Assignment. Print all the data that follows exactly, images excluded.

Entries taken from a collection
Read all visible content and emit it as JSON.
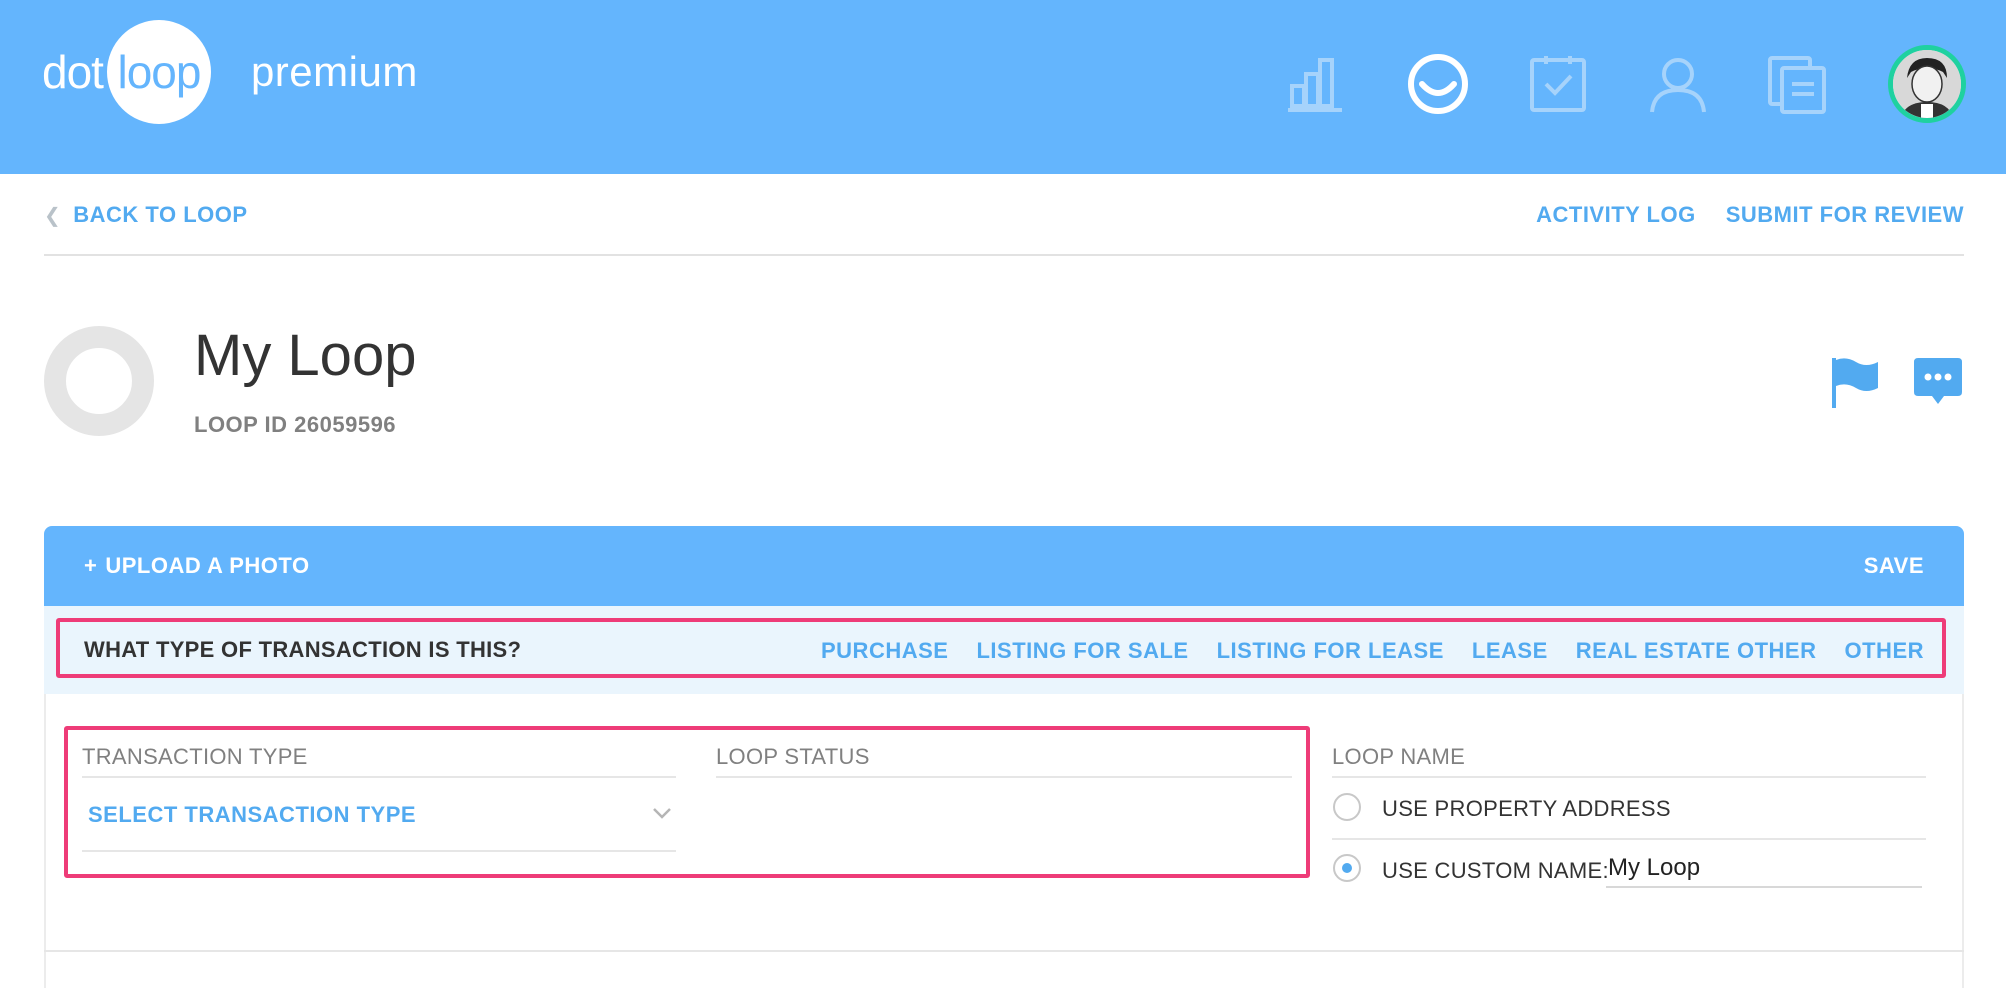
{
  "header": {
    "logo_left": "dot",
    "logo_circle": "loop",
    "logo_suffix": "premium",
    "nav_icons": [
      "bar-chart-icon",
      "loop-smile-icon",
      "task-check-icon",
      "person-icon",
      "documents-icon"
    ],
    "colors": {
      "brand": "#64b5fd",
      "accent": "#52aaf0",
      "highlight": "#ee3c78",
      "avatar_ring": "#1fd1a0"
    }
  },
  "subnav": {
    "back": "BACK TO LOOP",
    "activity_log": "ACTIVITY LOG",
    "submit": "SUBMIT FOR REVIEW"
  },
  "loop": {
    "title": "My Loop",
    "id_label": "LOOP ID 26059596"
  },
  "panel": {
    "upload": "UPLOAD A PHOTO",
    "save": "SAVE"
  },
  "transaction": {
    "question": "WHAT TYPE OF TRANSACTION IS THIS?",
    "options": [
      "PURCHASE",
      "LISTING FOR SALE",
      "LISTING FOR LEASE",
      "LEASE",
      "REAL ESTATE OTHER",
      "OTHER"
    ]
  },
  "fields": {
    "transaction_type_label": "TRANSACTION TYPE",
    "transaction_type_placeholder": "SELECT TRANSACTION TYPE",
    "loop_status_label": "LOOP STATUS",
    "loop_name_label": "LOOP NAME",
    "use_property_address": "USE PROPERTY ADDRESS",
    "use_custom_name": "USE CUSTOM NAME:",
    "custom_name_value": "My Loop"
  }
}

Response area.
Read all visible content and emit it as JSON.
{
  "header": {
    "logo_left": "dot",
    "logo_circle": "loop",
    "logo_suffix": "premium",
    "nav_icons": [
      "bar-chart-icon",
      "loop-smile-icon",
      "task-check-icon",
      "person-icon",
      "documents-icon"
    ],
    "colors": {
      "brand": "#64b5fd",
      "accent": "#52aaf0",
      "highlight": "#ee3c78",
      "avatar_ring": "#1fd1a0"
    }
  },
  "subnav": {
    "back": "BACK TO LOOP",
    "activity_log": "ACTIVITY LOG",
    "submit": "SUBMIT FOR REVIEW"
  },
  "loop": {
    "title": "My Loop",
    "id_label": "LOOP ID 26059596"
  },
  "panel": {
    "upload": "UPLOAD A PHOTO",
    "save": "SAVE"
  },
  "transaction": {
    "question": "WHAT TYPE OF TRANSACTION IS THIS?",
    "options": [
      "PURCHASE",
      "LISTING FOR SALE",
      "LISTING FOR LEASE",
      "LEASE",
      "REAL ESTATE OTHER",
      "OTHER"
    ]
  },
  "fields": {
    "transaction_type_label": "TRANSACTION TYPE",
    "transaction_type_placeholder": "SELECT TRANSACTION TYPE",
    "loop_status_label": "LOOP STATUS",
    "loop_name_label": "LOOP NAME",
    "use_property_address": "USE PROPERTY ADDRESS",
    "use_custom_name": "USE CUSTOM NAME:",
    "custom_name_value": "My Loop"
  }
}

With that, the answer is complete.